WORK ORDER ▸ Here are some records. Print all of them exactly.

RECORD EXCERPTS: Begin

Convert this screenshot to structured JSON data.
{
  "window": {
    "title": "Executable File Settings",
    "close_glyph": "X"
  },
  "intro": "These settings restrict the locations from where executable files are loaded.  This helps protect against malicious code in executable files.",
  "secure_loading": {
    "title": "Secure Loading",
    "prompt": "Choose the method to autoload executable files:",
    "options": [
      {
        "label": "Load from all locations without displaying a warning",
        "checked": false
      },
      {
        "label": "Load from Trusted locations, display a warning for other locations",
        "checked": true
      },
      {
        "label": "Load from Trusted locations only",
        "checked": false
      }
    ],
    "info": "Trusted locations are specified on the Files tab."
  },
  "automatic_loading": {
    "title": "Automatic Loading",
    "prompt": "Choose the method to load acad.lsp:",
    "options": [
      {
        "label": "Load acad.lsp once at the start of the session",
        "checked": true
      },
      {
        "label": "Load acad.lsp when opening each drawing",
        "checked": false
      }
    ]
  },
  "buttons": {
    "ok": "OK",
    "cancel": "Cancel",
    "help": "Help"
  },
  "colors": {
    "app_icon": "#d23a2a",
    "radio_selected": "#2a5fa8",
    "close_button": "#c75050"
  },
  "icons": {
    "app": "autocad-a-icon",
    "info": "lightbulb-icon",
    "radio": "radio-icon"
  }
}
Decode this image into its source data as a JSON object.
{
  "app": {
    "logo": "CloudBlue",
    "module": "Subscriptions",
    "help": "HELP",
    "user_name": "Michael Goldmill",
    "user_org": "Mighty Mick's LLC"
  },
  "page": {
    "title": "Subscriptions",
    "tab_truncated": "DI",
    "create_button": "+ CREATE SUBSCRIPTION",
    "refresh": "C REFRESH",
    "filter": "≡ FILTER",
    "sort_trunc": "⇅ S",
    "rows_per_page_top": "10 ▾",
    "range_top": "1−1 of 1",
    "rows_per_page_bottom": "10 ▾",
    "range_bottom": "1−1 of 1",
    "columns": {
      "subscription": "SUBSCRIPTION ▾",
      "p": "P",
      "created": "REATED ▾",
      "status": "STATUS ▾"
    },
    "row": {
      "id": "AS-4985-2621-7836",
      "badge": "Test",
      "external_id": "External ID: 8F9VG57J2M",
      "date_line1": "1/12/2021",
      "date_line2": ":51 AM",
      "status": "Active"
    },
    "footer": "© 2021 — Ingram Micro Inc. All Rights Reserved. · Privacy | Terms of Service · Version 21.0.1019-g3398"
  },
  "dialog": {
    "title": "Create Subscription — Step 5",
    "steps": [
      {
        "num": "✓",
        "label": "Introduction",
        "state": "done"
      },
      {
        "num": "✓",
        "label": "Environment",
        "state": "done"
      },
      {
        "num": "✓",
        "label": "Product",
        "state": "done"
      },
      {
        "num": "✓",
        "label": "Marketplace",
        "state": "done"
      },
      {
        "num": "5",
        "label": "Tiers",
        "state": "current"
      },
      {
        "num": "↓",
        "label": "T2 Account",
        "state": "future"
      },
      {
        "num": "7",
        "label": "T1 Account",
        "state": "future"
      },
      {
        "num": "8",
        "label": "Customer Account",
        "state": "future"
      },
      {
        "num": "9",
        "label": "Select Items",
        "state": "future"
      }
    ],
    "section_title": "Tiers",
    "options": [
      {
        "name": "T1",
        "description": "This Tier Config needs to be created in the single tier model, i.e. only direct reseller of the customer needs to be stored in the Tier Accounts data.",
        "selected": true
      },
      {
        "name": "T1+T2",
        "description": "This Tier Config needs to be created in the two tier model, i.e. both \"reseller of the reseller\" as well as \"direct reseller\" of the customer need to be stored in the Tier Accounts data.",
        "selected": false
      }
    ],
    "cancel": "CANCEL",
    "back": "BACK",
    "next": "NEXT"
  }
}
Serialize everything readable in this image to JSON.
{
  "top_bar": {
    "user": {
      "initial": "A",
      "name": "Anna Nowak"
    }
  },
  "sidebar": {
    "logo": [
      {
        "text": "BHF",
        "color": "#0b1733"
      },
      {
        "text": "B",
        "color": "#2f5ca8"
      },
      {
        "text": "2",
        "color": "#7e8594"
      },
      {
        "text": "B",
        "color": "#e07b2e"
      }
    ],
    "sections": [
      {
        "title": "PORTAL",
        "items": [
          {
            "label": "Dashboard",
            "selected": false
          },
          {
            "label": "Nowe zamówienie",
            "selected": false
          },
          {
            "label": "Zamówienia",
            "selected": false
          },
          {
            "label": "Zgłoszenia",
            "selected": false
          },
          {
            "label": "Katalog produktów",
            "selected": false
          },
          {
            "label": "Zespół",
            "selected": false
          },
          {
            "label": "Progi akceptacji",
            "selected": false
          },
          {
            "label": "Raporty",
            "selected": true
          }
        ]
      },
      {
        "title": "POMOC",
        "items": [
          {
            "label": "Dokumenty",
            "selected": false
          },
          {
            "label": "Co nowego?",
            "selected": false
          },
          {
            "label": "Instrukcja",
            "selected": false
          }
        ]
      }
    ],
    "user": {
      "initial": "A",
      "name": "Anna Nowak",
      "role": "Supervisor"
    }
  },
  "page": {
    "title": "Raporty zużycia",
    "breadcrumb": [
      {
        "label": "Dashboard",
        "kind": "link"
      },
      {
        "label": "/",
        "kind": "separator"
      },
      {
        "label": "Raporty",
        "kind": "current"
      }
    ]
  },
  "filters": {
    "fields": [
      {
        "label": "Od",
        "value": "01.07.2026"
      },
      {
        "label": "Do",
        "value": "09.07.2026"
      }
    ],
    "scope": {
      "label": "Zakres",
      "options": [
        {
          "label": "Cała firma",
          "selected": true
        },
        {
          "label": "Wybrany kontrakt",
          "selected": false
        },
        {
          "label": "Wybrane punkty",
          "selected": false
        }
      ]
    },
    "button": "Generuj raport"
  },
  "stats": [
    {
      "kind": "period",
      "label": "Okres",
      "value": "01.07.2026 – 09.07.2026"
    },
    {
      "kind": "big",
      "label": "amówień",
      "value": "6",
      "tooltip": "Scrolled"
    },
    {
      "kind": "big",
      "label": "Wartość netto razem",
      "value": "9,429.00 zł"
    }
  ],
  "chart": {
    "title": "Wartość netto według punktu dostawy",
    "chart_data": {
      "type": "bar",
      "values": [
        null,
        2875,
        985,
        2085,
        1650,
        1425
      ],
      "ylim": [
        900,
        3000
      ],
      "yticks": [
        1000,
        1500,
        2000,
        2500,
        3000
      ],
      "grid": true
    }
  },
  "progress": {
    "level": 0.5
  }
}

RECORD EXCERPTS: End

REPLY ▸
Convert this screenshot to structured JSON data.
{
  "window": {
    "title": "Executable File Settings",
    "close_glyph": "X"
  },
  "intro": "These settings restrict the locations from where executable files are loaded.  This helps protect against malicious code in executable files.",
  "secure_loading": {
    "title": "Secure Loading",
    "prompt": "Choose the method to autoload executable files:",
    "options": [
      {
        "label": "Load from all locations without displaying a warning",
        "checked": false
      },
      {
        "label": "Load from Trusted locations, display a warning for other locations",
        "checked": true
      },
      {
        "label": "Load from Trusted locations only",
        "checked": false
      }
    ],
    "info": "Trusted locations are specified on the Files tab."
  },
  "automatic_loading": {
    "title": "Automatic Loading",
    "prompt": "Choose the method to load acad.lsp:",
    "options": [
      {
        "label": "Load acad.lsp once at the start of the session",
        "checked": true
      },
      {
        "label": "Load acad.lsp when opening each drawing",
        "checked": false
      }
    ]
  },
  "buttons": {
    "ok": "OK",
    "cancel": "Cancel",
    "help": "Help"
  },
  "colors": {
    "app_icon": "#d23a2a",
    "radio_selected": "#2a5fa8",
    "close_button": "#c75050"
  },
  "icons": {
    "app": "autocad-a-icon",
    "info": "lightbulb-icon",
    "radio": "radio-icon"
  }
}
Decode this image into its source data as a JSON object.
{
  "app": {
    "logo": "CloudBlue",
    "module": "Subscriptions",
    "help": "HELP",
    "user_name": "Michael Goldmill",
    "user_org": "Mighty Mick's LLC"
  },
  "page": {
    "title": "Subscriptions",
    "tab_truncated": "DI",
    "create_button": "+ CREATE SUBSCRIPTION",
    "refresh": "C REFRESH",
    "filter": "≡ FILTER",
    "sort_trunc": "⇅ S",
    "rows_per_page_top": "10 ▾",
    "range_top": "1−1 of 1",
    "rows_per_page_bottom": "10 ▾",
    "range_bottom": "1−1 of 1",
    "columns": {
      "subscription": "SUBSCRIPTION ▾",
      "p": "P",
      "created": "REATED ▾",
      "status": "STATUS ▾"
    },
    "row": {
      "id": "AS-4985-2621-7836",
      "badge": "Test",
      "external_id": "External ID: 8F9VG57J2M",
      "date_line1": "1/12/2021",
      "date_line2": ":51 AM",
      "status": "Active"
    },
    "footer": "© 2021 — Ingram Micro Inc. All Rights Reserved. · Privacy | Terms of Service · Version 21.0.1019-g3398"
  },
  "dialog": {
    "title": "Create Subscription — Step 5",
    "steps": [
      {
        "num": "✓",
        "label": "Introduction",
        "state": "done"
      },
      {
        "num": "✓",
        "label": "Environment",
        "state": "done"
      },
      {
        "num": "✓",
        "label": "Product",
        "state": "done"
      },
      {
        "num": "✓",
        "label": "Marketplace",
        "state": "done"
      },
      {
        "num": "5",
        "label": "Tiers",
        "state": "current"
      },
      {
        "num": "↓",
        "label": "T2 Account",
        "state": "future"
      },
      {
        "num": "7",
        "label": "T1 Account",
        "state": "future"
      },
      {
        "num": "8",
        "label": "Customer Account",
        "state": "future"
      },
      {
        "num": "9",
        "label": "Select Items",
        "state": "future"
      }
    ],
    "section_title": "Tiers",
    "options": [
      {
        "name": "T1",
        "description": "This Tier Config needs to be created in the single tier model, i.e. only direct reseller of the customer needs to be stored in the Tier Accounts data.",
        "selected": true
      },
      {
        "name": "T1+T2",
        "description": "This Tier Config needs to be created in the two tier model, i.e. both \"reseller of the reseller\" as well as \"direct reseller\" of the customer need to be stored in the Tier Accounts data.",
        "selected": false
      }
    ],
    "cancel": "CANCEL",
    "back": "BACK",
    "next": "NEXT"
  }
}
Serialize everything readable in this image to JSON.
{
  "top_bar": {
    "user": {
      "initial": "A",
      "name": "Anna Nowak"
    }
  },
  "sidebar": {
    "logo": [
      {
        "text": "BHF",
        "color": "#0b1733"
      },
      {
        "text": "B",
        "color": "#2f5ca8"
      },
      {
        "text": "2",
        "color": "#7e8594"
      },
      {
        "text": "B",
        "color": "#e07b2e"
      }
    ],
    "sections": [
      {
        "title": "PORTAL",
        "items": [
          {
            "label": "Dashboard",
            "selected": false
          },
          {
            "label": "Nowe zamówienie",
            "selected": false
          },
          {
            "label": "Zamówienia",
            "selected": false
          },
          {
            "label": "Zgłoszenia",
            "selected": false
          },
          {
            "label": "Katalog produktów",
            "selected": false
          },
          {
            "label": "Zespół",
            "selected": false
          },
          {
            "label": "Progi akceptacji",
            "selected": false
          },
          {
            "label": "Raporty",
            "selected": true
          }
        ]
      },
      {
        "title": "POMOC",
        "items": [
          {
            "label": "Dokumenty",
            "selected": false
          },
          {
            "label": "Co nowego?",
            "selected": false
          },
          {
            "label": "Instrukcja",
            "selected": false
          }
        ]
      }
    ],
    "user": {
      "initial": "A",
      "name": "Anna Nowak",
      "role": "Supervisor"
    }
  },
  "page": {
    "title": "Raporty zużycia",
    "breadcrumb": [
      {
        "label": "Dashboard",
        "kind": "link"
      },
      {
        "label": "/",
        "kind": "separator"
      },
      {
        "label": "Raporty",
        "kind": "current"
      }
    ]
  },
  "filters": {
    "fields": [
      {
        "label": "Od",
        "value": "01.07.2026"
      },
      {
        "label": "Do",
        "value": "09.07.2026"
      }
    ],
    "scope": {
      "label": "Zakres",
      "options": [
        {
          "label": "Cała firma",
          "selected": true
        },
        {
          "label": "Wybrany kontrakt",
          "selected": false
        },
        {
          "label": "Wybrane punkty",
          "selected": false
        }
      ]
    },
    "button": "Generuj raport"
  },
  "stats": [
    {
      "kind": "period",
      "label": "Okres",
      "value": "01.07.2026 – 09.07.2026"
    },
    {
      "kind": "big",
      "label": "amówień",
      "value": "6",
      "tooltip": "Scrolled"
    },
    {
      "kind": "big",
      "label": "Wartość netto razem",
      "value": "9,429.00 zł"
    }
  ],
  "chart": {
    "title": "Wartość netto według punktu dostawy",
    "chart_data": {
      "type": "bar",
      "values": [
        null,
        2875,
        985,
        2085,
        1650,
        1425
      ],
      "ylim": [
        900,
        3000
      ],
      "yticks": [
        1000,
        1500,
        2000,
        2500,
        3000
      ],
      "grid": true
    }
  },
  "progress": {
    "level": 0.5
  }
}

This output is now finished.